From Law and Literature to Legality and Affect argues for the continued vitality of Law and Literature. Traditional methods of Law and Literature are combined with work in critical media studies, affect, and cultural narratology to address topics such as ethnonationalism, anti-immigration sentiment, and systemic racism in Germany and the United States. Taking stock of the diversification of the field at fifty years, this book understands Law and Literature as a political project. It has a precedent in inaugural Law and Literature texts such as Jacob Grimm’s Von der Poesie im Recht (On the Poetry in Law) from 1815/16, which imagined an alternative legal order that was grounded in the unity of law, poetic language, and feeling. The political thrust of Law and Literature continues up into the present in the arts of BlackLivesMatter, which document and resist police violence. Law and Literature offers keys for understanding how legal texts and identities are constructed, and for comprehending how cultural-legal issues are mediated affectively. Using cultural, medial, affect theoretical, and narrative analyses of law, a revitalized Law and Literature offers a set of methods and theories with which to address the most pressing issues of the present.
You can find Andrew Majeske’s review for the book here.
The book launch on October 10 was accompanied by an online event that speakers of the law and literature sphere attended. It featured inputs by Jeanne Gaakeer, Professor of Jurisprudence at Erasmus School of Law (Rotterdam) and Senior Justice in the Court of Appeal, The Hague; Simon Stern, Professor of Law and English, Chair in Innovation Law (Toronto) and Co-Editor of the Oxford University Press Law and Literature series; Werner Gephart, Professor of Legal Sociology and Founding Director of the Käte Hamburger Center for Advanced Study “Law as Culture” (Bonn); and Peter Goodrich, Professor of Law and Director of the Program in Law and Humanities, Cardoza Law School (New York) and Visiting Professor in the School of Social Science at New York University Abu Dhabi (United Arab Emirates).
The launch was moderated by Birte Christ, Substitute Professor for English and American Literature (Giessen) and author of a book on representations of the American death penalty in film and television, (under review) and co-editor, with Stefanie Mueller, of a special issue of Amerikatustudien on Poetry and Law.
Using the Book
The following tripartite model is not limited to working with popular legality but applies to any form of critical cultural analysis.
Note that other authors worked with a similar analytical model, especially Kellner, Douglas (2009). “Toward a Critical/Media Cultural Studies.” Media/Cultural Studies: Critical Approaches.

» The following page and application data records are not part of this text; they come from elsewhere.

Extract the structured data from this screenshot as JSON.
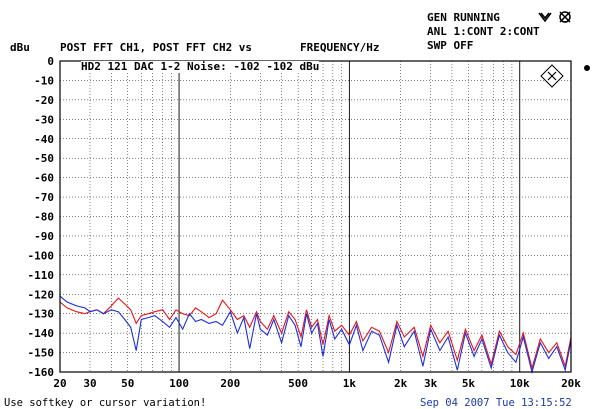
{
  "header": {
    "gen_status": "GEN RUNNING",
    "anl_status": "ANL 1:CONT 2:CONT",
    "swp_status": "SWP OFF"
  },
  "y_unit": "dBu",
  "trace_title": "POST FFT CH1, POST FFT CH2 vs",
  "x_title": "FREQUENCY/Hz",
  "annotation": "HD2 121 DAC 1-2 Noise: -102 -102 dBu",
  "status": {
    "message": "Use softkey or cursor variation!",
    "datetime": "Sep 04 2007 Tue 13:15:52"
  },
  "chart_data": {
    "type": "line",
    "x_scale": "log",
    "xlim": [
      20,
      20000
    ],
    "ylim": [
      -160,
      0
    ],
    "grid": true,
    "ylabel": "dBu",
    "xlabel": "FREQUENCY/Hz",
    "x_tick_labels": [
      "20",
      "30",
      "50",
      "100",
      "200",
      "500",
      "1k",
      "2k",
      "3k",
      "5k",
      "10k",
      "20k"
    ],
    "x_tick_values": [
      20,
      30,
      50,
      100,
      200,
      500,
      1000,
      2000,
      3000,
      5000,
      10000,
      20000
    ],
    "y_ticks": [
      0,
      -10,
      -20,
      -30,
      -40,
      -50,
      -60,
      -70,
      -80,
      -90,
      -100,
      -110,
      -120,
      -130,
      -140,
      -150,
      -160
    ],
    "series": [
      {
        "name": "CH1",
        "color": "#e8141a",
        "x": [
          20,
          22,
          25,
          28,
          30,
          33,
          36,
          40,
          44,
          48,
          52,
          56,
          60,
          66,
          72,
          80,
          88,
          96,
          105,
          115,
          125,
          135,
          150,
          165,
          180,
          200,
          220,
          240,
          260,
          285,
          300,
          330,
          360,
          400,
          440,
          480,
          520,
          560,
          600,
          650,
          700,
          760,
          820,
          900,
          1000,
          1100,
          1200,
          1350,
          1500,
          1700,
          1900,
          2100,
          2400,
          2700,
          3000,
          3400,
          3800,
          4300,
          4800,
          5400,
          6000,
          6800,
          7600,
          8500,
          9500,
          10500,
          11800,
          13200,
          14800,
          16500,
          18500,
          20000
        ],
        "values": [
          -124,
          -127,
          -129,
          -130,
          -129,
          -128,
          -130,
          -126,
          -122,
          -125,
          -128,
          -135,
          -131,
          -130,
          -129,
          -128,
          -133,
          -128,
          -130,
          -131,
          -127,
          -129,
          -132,
          -130,
          -123,
          -128,
          -133,
          -131,
          -137,
          -129,
          -134,
          -138,
          -131,
          -140,
          -129,
          -133,
          -142,
          -128,
          -137,
          -133,
          -146,
          -131,
          -139,
          -136,
          -141,
          -134,
          -144,
          -137,
          -139,
          -150,
          -134,
          -142,
          -137,
          -152,
          -136,
          -145,
          -139,
          -154,
          -138,
          -149,
          -141,
          -156,
          -139,
          -147,
          -151,
          -140,
          -158,
          -143,
          -150,
          -145,
          -157,
          -142
        ]
      },
      {
        "name": "CH2",
        "color": "#1a2ee0",
        "x": [
          20,
          22,
          25,
          28,
          30,
          33,
          36,
          40,
          44,
          48,
          52,
          56,
          60,
          66,
          72,
          80,
          88,
          96,
          105,
          115,
          125,
          135,
          150,
          165,
          180,
          200,
          220,
          240,
          260,
          285,
          300,
          330,
          360,
          400,
          440,
          480,
          520,
          560,
          600,
          650,
          700,
          760,
          820,
          900,
          1000,
          1100,
          1200,
          1350,
          1500,
          1700,
          1900,
          2100,
          2400,
          2700,
          3000,
          3400,
          3800,
          4300,
          4800,
          5400,
          6000,
          6800,
          7600,
          8500,
          9500,
          10500,
          11800,
          13200,
          14800,
          16500,
          18500,
          20000
        ],
        "values": [
          -121,
          -124,
          -126,
          -127,
          -129,
          -128,
          -130,
          -128,
          -129,
          -133,
          -137,
          -149,
          -133,
          -132,
          -131,
          -134,
          -137,
          -132,
          -138,
          -130,
          -134,
          -133,
          -135,
          -134,
          -136,
          -129,
          -140,
          -132,
          -148,
          -130,
          -138,
          -141,
          -133,
          -145,
          -131,
          -136,
          -147,
          -130,
          -140,
          -135,
          -152,
          -133,
          -143,
          -138,
          -146,
          -136,
          -149,
          -139,
          -141,
          -155,
          -136,
          -147,
          -139,
          -157,
          -138,
          -149,
          -142,
          -159,
          -140,
          -152,
          -143,
          -158,
          -141,
          -150,
          -155,
          -142,
          -160,
          -145,
          -153,
          -147,
          -159,
          -144
        ]
      }
    ]
  }
}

Ed. Rhonda Hammer and Douglas Kellner. New York and Washington: Peter Lang. 5-24. Print.